        Cell Signal. 2004; 16: 1249-1261
        • Scott I.C.
        • Scott D.L.
        Spleen tyrosine kinase inhibitors for rheumatoid arthritis: where are we now?.
        Drugs. 2014; 74: 415-422
        • Su R.Y.
        • Chao Y.
        • Chen T.Y.
        • et al.
        5-Aminoimidazole-4-carboxamide riboside sensitizes TRAIL- and TNF{alpha}-induced cytotoxicity in colon cancer cells through AMP-activated protein kinase signaling.
        Mol Cancer Therap. 2007; 6: 1562-1571
        • Turner M.
        • Mee P.J.
        • Costello P.S.
        • et al.
        Perinatal lethality and blocked B-cell development in mice lacking the tyrosine kinase Syk.
        Nature. 1995; 378: 298-302
        • Turner M.
        • Schweighoffer E.
        • Colucci F.
        • et al.
        Tyrosine kinase SYK: essential functions for immunoreceptor signalling.
        Immunol Today. 2000; 21: 148-154

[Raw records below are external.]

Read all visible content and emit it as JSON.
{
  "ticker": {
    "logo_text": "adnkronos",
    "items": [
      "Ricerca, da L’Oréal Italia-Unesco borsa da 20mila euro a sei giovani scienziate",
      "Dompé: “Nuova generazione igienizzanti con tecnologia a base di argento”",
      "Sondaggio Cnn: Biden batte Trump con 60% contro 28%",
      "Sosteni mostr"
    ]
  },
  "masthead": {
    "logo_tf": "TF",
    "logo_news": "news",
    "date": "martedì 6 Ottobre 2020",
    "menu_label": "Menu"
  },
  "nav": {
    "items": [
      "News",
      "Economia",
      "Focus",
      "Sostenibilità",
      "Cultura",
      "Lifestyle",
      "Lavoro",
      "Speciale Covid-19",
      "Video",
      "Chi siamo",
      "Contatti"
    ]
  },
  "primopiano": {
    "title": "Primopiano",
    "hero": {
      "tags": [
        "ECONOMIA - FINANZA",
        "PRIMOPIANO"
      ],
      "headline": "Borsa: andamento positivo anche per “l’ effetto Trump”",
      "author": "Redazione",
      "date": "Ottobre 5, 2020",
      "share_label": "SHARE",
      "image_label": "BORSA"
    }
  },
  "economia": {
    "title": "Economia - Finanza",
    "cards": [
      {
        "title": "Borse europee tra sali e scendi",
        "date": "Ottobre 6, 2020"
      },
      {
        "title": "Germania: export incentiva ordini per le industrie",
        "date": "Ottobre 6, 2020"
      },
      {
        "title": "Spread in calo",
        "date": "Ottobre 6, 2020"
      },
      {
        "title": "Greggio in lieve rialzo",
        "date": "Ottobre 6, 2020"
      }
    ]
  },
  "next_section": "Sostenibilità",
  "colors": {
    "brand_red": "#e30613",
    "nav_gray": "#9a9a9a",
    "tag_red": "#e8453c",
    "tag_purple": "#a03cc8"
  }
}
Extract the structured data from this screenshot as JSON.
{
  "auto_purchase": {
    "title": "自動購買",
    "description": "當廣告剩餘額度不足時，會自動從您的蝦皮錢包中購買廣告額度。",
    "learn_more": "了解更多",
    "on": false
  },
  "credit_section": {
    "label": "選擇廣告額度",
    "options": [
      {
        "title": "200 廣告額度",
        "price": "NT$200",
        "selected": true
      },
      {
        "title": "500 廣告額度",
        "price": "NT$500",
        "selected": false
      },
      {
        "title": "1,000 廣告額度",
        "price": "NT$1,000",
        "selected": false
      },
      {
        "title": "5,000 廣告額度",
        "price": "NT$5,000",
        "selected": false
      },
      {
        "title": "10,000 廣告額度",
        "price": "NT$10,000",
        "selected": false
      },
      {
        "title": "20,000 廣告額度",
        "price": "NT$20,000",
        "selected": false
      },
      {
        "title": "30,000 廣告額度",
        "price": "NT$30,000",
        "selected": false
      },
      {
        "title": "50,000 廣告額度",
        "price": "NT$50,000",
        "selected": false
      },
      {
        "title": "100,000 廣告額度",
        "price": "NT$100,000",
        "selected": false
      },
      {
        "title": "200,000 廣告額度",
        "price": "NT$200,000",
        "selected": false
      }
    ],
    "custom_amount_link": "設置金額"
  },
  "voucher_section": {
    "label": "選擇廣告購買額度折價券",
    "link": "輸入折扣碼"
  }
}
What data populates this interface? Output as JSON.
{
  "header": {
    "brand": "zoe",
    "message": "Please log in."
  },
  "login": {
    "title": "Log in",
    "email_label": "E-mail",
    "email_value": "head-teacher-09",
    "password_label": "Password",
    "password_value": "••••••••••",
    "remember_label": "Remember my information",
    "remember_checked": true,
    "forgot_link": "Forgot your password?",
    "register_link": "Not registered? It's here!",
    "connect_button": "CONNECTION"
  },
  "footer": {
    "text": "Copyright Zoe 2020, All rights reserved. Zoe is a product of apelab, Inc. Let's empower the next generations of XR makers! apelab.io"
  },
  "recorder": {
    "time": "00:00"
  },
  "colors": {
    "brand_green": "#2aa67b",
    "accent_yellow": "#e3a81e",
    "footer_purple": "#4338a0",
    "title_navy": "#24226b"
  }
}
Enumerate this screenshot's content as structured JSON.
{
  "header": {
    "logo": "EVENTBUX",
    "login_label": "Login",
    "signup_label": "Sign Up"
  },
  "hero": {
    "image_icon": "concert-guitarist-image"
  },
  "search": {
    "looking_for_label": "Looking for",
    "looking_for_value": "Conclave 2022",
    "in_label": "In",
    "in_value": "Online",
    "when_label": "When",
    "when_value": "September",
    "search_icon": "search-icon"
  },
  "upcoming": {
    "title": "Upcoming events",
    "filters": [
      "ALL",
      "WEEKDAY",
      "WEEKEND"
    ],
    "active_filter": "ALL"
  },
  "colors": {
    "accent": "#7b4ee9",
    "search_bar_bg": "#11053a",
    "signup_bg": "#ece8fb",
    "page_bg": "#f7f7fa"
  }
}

        • Wu N.L.
        • Huang D.Y.
        • Hsieh S.L.
        • et al.
        EGFR-driven up-regulation of decoy receptor 3 in keratinocytes contributes to the pathogenesis of psoriasis.
        Biochim Biophys Acta. 2013; 1832: 1538-1548
        • Wu N.L.
        • Huang D.Y.
        • Tsou H.N.
        • et al.
        Syk mediates IL-17-induced CCL20 expression by targeting Act1-dependent K63-linked ubiquitination of TRAF6.
        J Invest Dermatol. 2015; 135: 490-498
        • Wu N.L.
        • Lee T.A.
        • Tsai T.L.
        • et al.
        TRAIL-induced keratinocyte differentiation requires caspase activation and p63 expression.
        J Invest Dermatol. 2011; 131: 874-883
        • Xi S.
        • Zhang Q.
        • Dyer K.F.
        • et al.
        Src kinases mediate STAT growth pathways in squamous cell carcinoma of the head and neck.
        J Biol Chem. 2003; 278: 31574-31583
        • Yanagi S.
        • Inatome R.
        • Takano T.
        • et al.
        Syk expression and novel function in a wide variety of tissues.
        Biochem Biophys Res Commun. 2001; 288: 495-498